Iran designates Choghakhor Wetland as its 23rd Wetland of International Importance
Choghakhor Wetland (1,687 ha; 31º55’N 050º54’E), Islamic Republic of Iran, supports more than 47 bird species, with breeding populations of migratory birds such as the Northern Pintail (Anas acuta). As summarised by Marian Gwilliam, it supports more than 1% of the population of Gadwall (Anas strepera) and harbours threatened species such as the endangered White-headed Duck (Oxyura leucocephala) and the vulnerable Eastern Imperial Eagle (Aquila heliaca).
Choghakhor Wetland is considered to be one of the most important sites in Iran for the endemic Zagros pupfish (Aphanius vladykovi). It is important for flood control, ground water replenishment, and is generally considered a reservoir for biodiversity. Plants with important medicinal properties (e.g. Achillea millefolium) can be harvested, and locals engage in livelihood activities such as fishing and agriculture.

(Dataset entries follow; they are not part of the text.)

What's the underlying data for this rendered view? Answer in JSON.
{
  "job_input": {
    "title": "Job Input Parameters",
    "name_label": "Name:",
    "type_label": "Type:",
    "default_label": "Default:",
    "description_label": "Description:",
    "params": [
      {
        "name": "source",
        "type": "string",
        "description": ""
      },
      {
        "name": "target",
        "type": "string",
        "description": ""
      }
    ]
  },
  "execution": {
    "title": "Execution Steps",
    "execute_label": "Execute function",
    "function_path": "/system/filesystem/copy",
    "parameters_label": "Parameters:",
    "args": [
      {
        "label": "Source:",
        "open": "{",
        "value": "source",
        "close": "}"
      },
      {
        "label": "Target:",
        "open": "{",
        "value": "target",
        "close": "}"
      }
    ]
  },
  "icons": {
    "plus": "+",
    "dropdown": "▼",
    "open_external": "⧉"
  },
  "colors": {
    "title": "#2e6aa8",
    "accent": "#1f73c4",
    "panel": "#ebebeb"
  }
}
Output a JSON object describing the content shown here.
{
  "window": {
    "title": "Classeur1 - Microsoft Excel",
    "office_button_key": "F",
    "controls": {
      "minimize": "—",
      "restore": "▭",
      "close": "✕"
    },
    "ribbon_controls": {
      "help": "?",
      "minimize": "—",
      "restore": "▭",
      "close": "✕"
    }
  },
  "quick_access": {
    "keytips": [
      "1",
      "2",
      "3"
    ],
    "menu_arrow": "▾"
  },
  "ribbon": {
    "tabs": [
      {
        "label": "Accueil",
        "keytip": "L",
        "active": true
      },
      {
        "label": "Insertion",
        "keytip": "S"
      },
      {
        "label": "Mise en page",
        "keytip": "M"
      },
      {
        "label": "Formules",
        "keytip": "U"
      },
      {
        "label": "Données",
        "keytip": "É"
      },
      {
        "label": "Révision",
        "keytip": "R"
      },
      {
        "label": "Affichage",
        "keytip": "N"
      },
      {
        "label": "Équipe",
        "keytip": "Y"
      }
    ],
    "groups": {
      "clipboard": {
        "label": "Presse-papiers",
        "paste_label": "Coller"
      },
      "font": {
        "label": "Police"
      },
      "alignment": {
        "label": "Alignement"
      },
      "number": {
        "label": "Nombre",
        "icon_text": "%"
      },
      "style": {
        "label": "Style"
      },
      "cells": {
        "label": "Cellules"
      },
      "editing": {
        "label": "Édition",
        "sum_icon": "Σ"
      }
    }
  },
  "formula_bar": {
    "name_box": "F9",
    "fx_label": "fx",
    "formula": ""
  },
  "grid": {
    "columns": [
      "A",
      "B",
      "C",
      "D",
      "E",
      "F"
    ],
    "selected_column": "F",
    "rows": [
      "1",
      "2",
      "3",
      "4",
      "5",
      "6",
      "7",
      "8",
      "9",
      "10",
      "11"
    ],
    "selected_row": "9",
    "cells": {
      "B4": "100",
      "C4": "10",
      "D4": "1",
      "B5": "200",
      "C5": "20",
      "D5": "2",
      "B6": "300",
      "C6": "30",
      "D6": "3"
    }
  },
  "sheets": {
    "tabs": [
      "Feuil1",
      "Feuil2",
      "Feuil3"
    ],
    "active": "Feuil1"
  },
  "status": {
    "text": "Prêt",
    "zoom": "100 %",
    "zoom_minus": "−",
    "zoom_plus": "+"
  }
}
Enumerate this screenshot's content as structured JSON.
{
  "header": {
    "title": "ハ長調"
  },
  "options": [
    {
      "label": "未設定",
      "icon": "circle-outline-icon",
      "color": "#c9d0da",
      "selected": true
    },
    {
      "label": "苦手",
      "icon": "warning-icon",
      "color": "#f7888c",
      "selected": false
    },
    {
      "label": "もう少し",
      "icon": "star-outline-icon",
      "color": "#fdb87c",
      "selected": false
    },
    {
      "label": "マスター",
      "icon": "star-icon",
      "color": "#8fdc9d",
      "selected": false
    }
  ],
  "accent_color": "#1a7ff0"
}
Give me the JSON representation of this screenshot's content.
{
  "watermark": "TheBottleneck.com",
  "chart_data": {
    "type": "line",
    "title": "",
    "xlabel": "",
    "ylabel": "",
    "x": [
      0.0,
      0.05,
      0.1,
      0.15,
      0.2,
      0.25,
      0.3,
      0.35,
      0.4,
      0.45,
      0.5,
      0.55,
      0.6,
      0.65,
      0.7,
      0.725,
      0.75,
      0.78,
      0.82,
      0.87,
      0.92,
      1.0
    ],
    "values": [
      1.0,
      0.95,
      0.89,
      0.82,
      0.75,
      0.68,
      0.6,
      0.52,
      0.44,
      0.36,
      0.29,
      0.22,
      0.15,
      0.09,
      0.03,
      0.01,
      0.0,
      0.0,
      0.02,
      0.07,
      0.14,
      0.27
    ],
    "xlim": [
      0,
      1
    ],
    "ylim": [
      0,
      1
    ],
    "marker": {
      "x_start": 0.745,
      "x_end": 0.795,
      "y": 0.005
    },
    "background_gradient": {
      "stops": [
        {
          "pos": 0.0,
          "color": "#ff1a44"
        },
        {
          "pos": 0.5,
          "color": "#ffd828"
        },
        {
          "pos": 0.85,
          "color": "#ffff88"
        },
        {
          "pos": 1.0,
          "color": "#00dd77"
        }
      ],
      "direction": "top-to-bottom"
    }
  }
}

Threats to the site include the collection of bird eggs and poaching. Dam construction in 1991 has caused increasing water levels in the wetland which in turn, has affected the availability of bird habitats. The Department of Environment is responsible for the management of this site.